**EXERCISE AIM:** Return each line of the listing that has the word "Playing" in it.

**INPUT:**
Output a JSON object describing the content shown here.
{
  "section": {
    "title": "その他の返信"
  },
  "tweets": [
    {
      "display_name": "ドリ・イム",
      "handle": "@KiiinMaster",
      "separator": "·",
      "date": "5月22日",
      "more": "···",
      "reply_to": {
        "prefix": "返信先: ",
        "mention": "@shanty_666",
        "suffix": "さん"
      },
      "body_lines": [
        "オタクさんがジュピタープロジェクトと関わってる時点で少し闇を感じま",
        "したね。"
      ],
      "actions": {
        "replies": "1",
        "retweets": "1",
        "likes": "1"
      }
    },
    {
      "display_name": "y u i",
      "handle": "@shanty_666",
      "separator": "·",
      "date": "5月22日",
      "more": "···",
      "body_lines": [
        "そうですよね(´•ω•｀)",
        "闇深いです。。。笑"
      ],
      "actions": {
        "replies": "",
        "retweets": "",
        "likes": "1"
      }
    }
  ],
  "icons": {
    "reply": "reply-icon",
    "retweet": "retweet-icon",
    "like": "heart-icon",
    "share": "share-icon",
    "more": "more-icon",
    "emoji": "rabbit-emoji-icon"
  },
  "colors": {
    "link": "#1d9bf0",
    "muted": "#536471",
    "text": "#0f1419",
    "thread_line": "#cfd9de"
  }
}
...
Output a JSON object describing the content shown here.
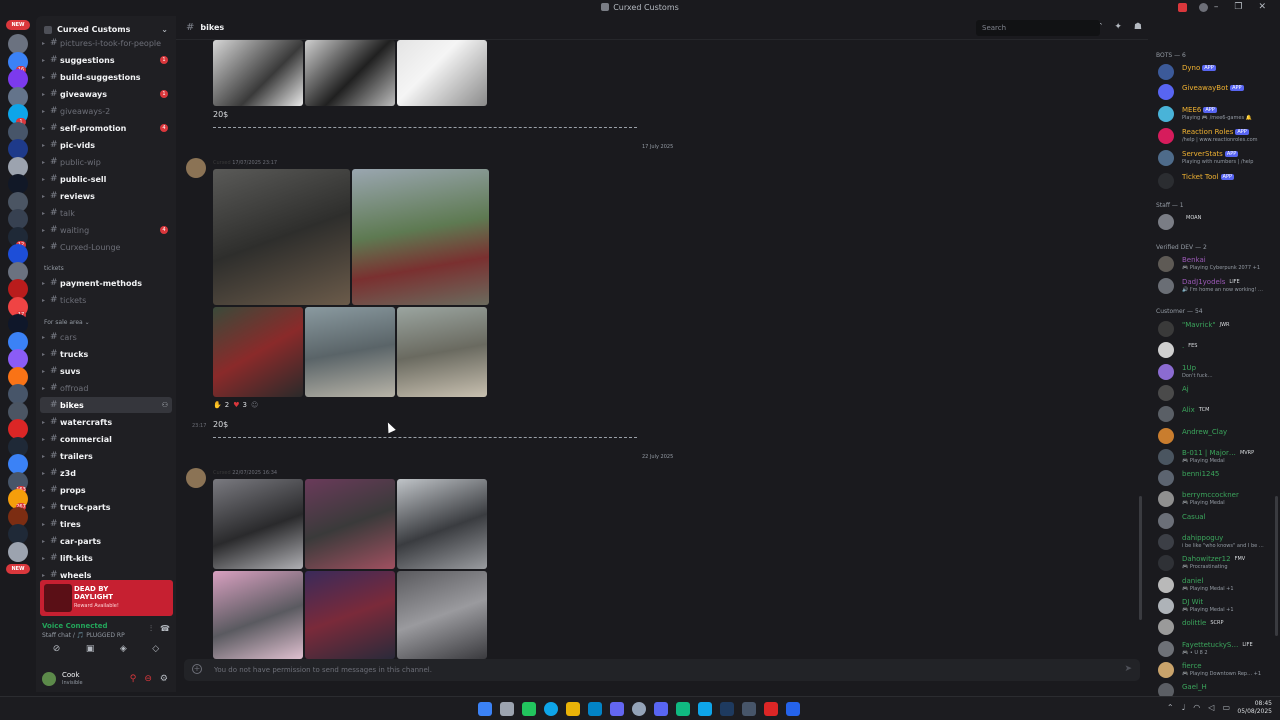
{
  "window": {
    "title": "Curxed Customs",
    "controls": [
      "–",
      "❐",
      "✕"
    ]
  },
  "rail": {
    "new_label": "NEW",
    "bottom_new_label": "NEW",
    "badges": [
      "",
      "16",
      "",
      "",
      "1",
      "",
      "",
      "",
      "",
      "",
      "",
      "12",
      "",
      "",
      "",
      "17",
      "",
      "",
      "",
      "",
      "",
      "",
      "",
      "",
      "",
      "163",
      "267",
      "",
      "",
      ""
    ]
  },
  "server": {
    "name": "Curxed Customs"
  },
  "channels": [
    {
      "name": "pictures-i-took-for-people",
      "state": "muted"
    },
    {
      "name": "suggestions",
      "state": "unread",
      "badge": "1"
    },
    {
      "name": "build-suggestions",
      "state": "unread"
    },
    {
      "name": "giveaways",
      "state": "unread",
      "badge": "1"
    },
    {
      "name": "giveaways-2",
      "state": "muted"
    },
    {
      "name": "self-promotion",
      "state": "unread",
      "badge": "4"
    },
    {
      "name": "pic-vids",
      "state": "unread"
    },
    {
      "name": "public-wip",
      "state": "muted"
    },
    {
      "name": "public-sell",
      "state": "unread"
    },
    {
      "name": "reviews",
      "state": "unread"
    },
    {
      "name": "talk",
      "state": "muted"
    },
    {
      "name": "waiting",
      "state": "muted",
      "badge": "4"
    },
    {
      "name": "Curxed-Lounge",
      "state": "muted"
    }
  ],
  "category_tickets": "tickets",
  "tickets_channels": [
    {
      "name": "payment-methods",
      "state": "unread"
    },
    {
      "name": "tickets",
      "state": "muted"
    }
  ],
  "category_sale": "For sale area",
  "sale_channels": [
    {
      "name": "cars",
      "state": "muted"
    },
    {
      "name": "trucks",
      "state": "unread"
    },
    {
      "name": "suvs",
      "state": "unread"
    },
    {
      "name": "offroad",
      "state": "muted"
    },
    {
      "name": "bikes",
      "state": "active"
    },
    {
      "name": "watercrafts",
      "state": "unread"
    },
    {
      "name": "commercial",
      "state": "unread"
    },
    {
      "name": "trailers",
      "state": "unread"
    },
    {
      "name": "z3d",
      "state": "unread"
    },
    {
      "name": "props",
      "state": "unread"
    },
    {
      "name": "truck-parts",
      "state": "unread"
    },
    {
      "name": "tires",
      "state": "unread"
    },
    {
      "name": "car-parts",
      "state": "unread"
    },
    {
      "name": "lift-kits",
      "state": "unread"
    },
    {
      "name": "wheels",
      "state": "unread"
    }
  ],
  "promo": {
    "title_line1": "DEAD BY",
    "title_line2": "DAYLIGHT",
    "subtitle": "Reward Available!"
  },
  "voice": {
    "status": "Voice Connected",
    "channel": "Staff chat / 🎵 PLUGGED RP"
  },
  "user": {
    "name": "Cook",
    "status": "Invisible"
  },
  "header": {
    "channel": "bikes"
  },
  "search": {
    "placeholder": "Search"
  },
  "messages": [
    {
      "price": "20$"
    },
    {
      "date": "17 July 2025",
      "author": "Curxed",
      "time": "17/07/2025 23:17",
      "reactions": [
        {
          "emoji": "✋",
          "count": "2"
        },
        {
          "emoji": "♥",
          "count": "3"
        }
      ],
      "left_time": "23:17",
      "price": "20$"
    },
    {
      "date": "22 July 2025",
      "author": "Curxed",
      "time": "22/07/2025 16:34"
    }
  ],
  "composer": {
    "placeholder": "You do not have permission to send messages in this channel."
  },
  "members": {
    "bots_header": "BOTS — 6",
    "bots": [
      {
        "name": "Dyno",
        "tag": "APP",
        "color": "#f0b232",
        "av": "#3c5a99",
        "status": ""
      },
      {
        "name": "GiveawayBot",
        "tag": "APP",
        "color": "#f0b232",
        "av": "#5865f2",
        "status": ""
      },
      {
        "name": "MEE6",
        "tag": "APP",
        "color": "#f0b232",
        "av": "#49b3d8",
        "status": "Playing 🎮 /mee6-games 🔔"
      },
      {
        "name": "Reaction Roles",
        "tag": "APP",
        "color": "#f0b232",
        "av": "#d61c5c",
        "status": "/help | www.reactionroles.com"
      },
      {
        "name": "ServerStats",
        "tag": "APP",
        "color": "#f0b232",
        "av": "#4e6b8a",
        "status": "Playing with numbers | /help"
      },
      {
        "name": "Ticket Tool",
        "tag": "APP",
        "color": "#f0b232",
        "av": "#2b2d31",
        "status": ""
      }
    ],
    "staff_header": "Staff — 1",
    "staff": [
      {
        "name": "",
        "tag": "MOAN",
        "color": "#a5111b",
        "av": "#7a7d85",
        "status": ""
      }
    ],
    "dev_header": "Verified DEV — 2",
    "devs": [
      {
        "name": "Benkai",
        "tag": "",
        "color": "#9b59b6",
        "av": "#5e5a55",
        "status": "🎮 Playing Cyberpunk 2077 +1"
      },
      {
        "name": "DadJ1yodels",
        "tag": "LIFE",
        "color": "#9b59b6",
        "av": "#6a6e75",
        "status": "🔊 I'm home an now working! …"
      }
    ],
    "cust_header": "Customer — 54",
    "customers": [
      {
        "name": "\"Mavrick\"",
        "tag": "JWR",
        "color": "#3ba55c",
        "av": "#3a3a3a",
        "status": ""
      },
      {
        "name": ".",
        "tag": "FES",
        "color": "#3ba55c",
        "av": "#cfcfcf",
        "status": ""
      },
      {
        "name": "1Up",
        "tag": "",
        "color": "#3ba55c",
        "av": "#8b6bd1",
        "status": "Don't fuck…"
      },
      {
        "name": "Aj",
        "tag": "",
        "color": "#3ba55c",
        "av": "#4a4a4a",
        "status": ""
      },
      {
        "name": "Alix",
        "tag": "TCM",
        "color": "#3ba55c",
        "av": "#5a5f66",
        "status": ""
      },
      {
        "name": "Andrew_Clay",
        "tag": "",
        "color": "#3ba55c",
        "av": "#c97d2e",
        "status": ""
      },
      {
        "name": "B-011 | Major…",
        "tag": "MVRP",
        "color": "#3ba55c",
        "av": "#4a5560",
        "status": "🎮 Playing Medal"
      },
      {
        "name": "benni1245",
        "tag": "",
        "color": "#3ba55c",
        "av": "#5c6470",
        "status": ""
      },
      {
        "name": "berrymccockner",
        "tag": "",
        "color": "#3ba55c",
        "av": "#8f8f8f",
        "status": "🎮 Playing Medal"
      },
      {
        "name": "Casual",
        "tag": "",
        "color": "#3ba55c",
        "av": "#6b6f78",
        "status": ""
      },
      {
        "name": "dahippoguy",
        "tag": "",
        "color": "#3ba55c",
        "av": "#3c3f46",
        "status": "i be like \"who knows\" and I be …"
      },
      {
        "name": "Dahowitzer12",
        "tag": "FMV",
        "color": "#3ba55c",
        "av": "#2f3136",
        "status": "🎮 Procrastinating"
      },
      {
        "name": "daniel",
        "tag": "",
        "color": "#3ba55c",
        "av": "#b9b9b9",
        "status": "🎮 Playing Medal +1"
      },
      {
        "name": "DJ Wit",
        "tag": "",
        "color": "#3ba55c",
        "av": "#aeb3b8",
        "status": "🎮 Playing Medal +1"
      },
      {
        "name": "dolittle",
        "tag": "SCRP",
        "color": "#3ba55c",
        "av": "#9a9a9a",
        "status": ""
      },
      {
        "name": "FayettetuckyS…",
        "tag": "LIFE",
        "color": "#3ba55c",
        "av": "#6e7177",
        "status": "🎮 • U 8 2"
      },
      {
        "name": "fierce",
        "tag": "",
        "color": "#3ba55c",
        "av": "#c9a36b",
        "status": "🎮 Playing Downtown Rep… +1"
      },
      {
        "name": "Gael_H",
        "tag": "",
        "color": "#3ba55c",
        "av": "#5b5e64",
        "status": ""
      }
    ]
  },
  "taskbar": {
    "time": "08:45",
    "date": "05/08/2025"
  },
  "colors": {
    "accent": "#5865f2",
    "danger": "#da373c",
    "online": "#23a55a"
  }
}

**REPLY TO THE TASK:**
        "status": "Playing 🎮 /mee6-games 🔔"
        "status": "Playing with numbers | /help"
        "status": "🎮 Playing Cyberpunk 2077 +1"
        "status": "🎮 Playing Medal"
        "status": "🎮 Playing Medal"
        "status": "🎮 Playing Medal +1"
        "status": "🎮 Playing Medal +1"
        "status": "🎮 Playing Downtown Rep… +1"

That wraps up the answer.